TASK PROMPT: Pick every line from the data below that contains the string "Cart" and copy it.

★ ★ ★ ★ ★

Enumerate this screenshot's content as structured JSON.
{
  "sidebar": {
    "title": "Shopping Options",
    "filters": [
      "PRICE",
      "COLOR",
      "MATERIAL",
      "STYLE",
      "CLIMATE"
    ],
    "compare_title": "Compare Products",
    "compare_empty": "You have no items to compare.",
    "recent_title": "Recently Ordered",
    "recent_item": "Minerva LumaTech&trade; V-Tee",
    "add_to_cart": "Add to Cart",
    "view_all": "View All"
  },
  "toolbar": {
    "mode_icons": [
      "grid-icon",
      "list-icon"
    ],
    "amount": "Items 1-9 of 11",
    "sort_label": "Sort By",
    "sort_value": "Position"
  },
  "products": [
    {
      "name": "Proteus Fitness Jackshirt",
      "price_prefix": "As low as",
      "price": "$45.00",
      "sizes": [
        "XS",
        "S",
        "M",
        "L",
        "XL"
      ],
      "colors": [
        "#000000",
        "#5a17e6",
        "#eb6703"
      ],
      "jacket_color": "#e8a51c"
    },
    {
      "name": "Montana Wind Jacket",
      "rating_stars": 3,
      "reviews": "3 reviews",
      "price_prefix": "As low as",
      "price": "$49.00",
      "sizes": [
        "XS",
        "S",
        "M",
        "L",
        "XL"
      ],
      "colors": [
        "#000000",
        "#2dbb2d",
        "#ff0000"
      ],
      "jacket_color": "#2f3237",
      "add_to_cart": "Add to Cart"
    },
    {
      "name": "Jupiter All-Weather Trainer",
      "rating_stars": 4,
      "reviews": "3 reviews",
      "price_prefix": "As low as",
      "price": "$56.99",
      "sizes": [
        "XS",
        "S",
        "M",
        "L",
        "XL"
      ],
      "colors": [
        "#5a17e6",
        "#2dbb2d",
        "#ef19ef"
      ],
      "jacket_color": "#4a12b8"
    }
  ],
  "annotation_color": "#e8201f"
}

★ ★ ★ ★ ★

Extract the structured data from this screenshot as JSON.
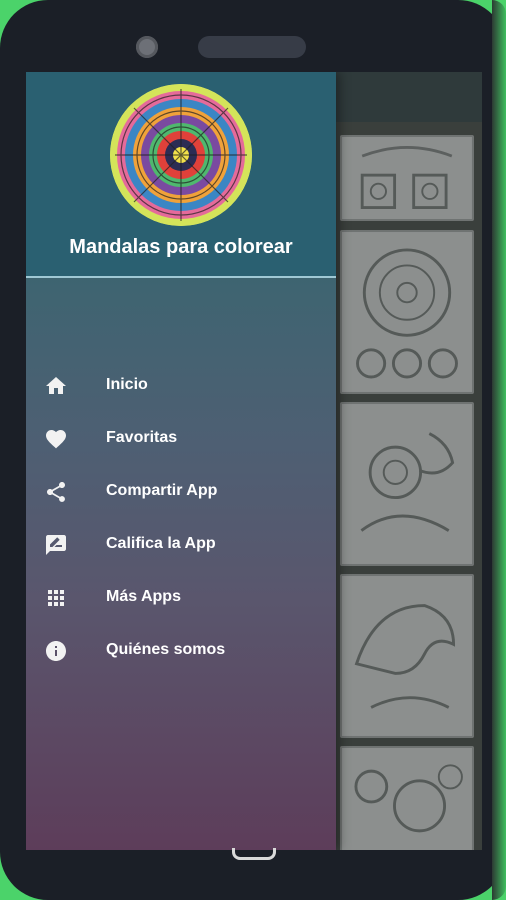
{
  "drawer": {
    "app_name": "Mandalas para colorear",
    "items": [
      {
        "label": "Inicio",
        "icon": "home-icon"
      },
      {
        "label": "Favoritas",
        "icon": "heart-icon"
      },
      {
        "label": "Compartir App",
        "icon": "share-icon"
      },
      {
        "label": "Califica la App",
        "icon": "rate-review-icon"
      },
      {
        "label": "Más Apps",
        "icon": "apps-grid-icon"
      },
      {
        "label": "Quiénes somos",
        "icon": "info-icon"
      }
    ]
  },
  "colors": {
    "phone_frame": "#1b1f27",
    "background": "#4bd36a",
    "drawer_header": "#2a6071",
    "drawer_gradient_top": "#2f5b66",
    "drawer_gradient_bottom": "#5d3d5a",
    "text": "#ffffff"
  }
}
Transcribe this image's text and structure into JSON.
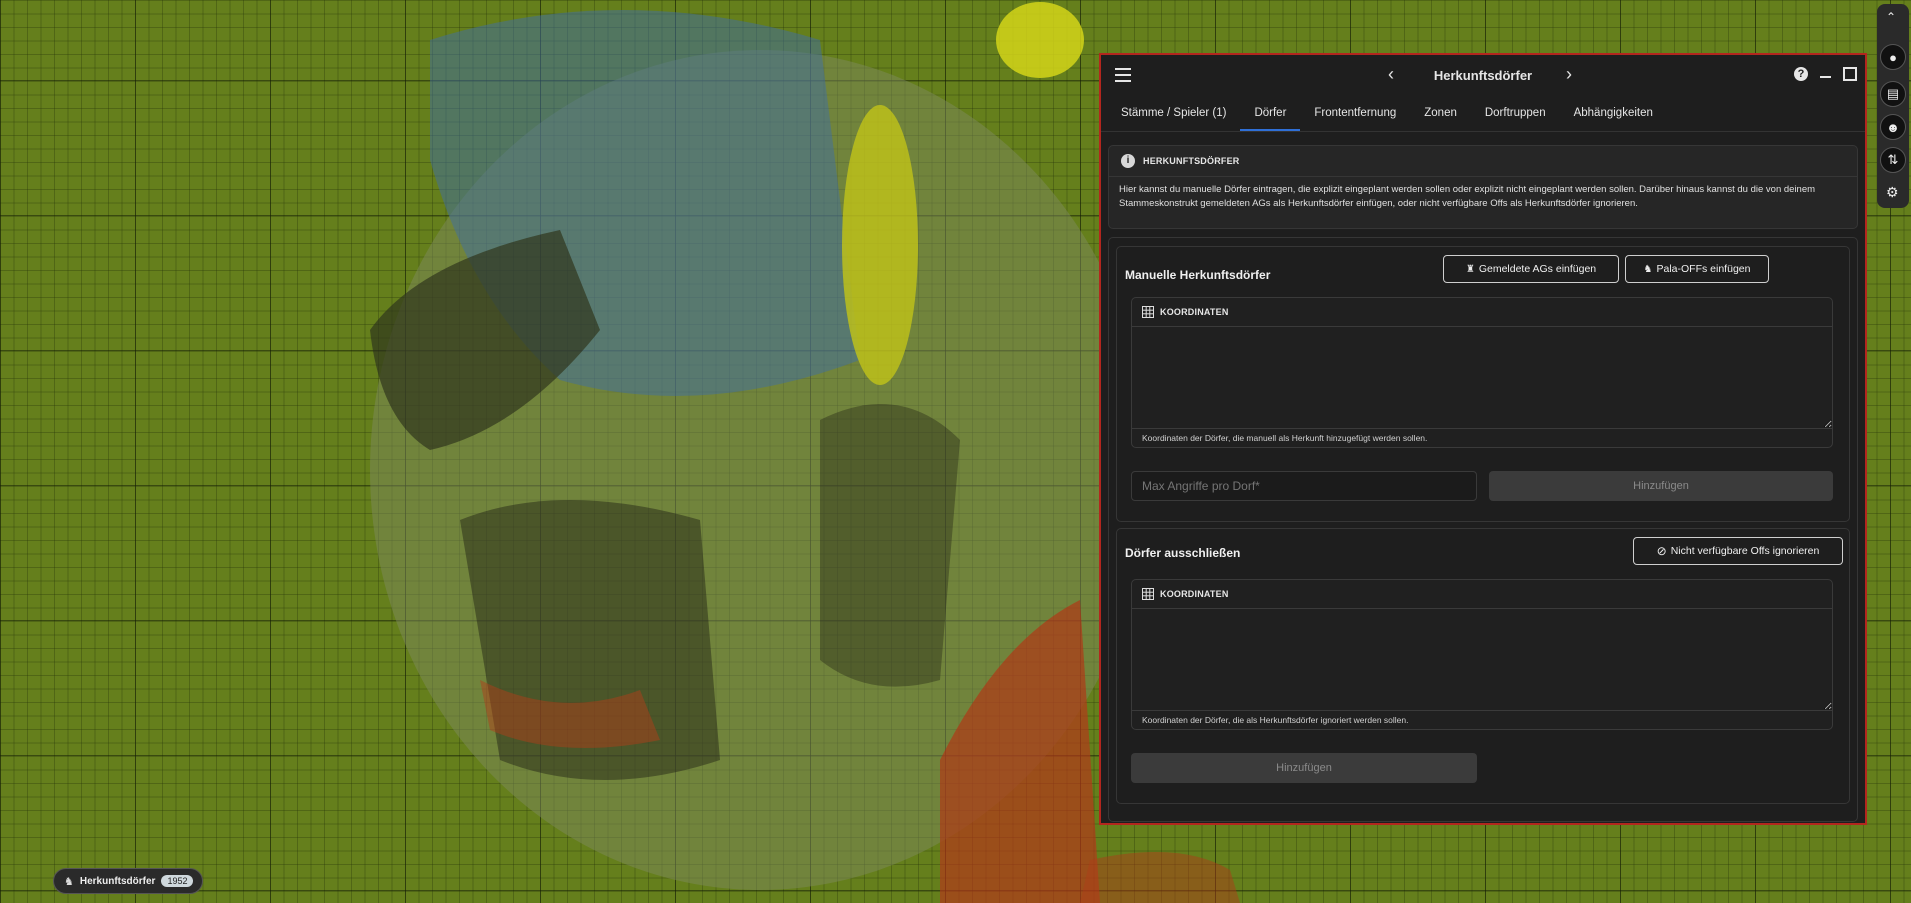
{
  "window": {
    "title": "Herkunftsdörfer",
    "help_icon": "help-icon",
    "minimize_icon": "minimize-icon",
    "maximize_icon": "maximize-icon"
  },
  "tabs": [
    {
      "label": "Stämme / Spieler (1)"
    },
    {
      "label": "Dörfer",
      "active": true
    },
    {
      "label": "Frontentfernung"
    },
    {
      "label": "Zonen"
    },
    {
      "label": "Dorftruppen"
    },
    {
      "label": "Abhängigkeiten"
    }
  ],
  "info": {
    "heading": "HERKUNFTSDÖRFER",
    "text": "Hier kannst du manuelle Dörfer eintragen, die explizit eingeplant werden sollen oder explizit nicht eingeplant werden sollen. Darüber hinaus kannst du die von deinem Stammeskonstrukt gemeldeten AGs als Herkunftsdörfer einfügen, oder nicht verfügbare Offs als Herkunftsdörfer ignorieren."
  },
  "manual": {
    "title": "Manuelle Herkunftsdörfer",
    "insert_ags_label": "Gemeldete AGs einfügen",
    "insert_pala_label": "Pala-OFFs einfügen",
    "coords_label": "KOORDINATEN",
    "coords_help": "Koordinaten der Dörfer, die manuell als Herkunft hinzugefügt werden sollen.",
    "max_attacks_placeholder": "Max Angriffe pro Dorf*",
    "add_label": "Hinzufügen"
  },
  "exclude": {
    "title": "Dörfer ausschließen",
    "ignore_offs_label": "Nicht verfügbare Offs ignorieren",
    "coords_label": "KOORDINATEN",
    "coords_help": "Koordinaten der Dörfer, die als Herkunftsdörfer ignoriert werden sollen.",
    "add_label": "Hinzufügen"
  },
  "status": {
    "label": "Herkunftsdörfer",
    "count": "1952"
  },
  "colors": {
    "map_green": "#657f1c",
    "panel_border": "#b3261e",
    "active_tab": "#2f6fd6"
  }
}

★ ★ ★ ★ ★

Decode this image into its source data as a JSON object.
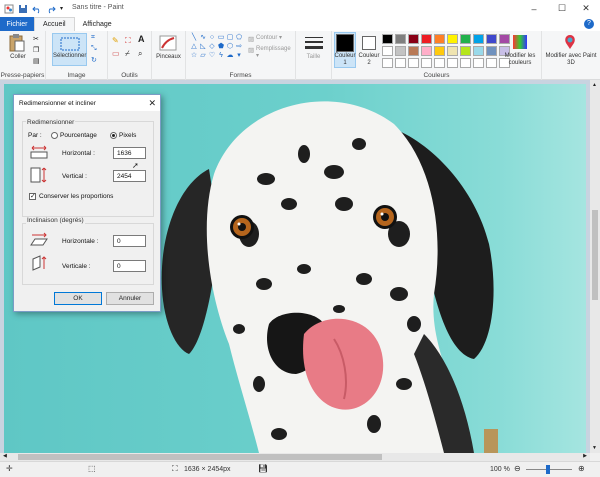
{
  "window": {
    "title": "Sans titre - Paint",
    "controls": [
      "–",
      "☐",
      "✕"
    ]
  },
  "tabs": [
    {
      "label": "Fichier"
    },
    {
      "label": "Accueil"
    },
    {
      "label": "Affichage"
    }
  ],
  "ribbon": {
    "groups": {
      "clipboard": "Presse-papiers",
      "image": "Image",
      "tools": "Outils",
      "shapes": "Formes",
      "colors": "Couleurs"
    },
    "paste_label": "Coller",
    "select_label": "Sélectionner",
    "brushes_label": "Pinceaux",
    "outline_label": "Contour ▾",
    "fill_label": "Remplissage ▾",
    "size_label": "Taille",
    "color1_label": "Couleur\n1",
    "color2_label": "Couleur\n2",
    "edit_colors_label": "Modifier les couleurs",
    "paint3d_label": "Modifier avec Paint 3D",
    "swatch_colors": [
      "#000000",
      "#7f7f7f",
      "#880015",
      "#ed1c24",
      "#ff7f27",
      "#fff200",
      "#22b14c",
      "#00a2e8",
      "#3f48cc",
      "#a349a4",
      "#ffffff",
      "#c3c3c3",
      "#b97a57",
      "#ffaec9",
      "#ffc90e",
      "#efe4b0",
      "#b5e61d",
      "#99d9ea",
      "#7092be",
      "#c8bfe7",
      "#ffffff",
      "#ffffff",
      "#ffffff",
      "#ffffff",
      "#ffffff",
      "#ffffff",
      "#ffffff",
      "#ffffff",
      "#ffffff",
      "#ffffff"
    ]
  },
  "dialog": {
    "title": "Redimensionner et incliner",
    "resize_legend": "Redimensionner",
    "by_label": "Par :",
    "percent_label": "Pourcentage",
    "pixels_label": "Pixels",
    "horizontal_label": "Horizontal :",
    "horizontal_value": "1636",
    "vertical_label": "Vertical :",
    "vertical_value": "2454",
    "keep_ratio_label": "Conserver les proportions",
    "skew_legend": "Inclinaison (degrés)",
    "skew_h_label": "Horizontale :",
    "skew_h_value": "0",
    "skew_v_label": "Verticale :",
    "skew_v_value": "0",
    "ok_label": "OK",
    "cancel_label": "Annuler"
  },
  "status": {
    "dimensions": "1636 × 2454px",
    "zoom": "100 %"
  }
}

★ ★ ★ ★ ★

RESPONSE BELOW:
    "add_to_cart": "Add to Cart",
      "add_to_cart": "Add to Cart"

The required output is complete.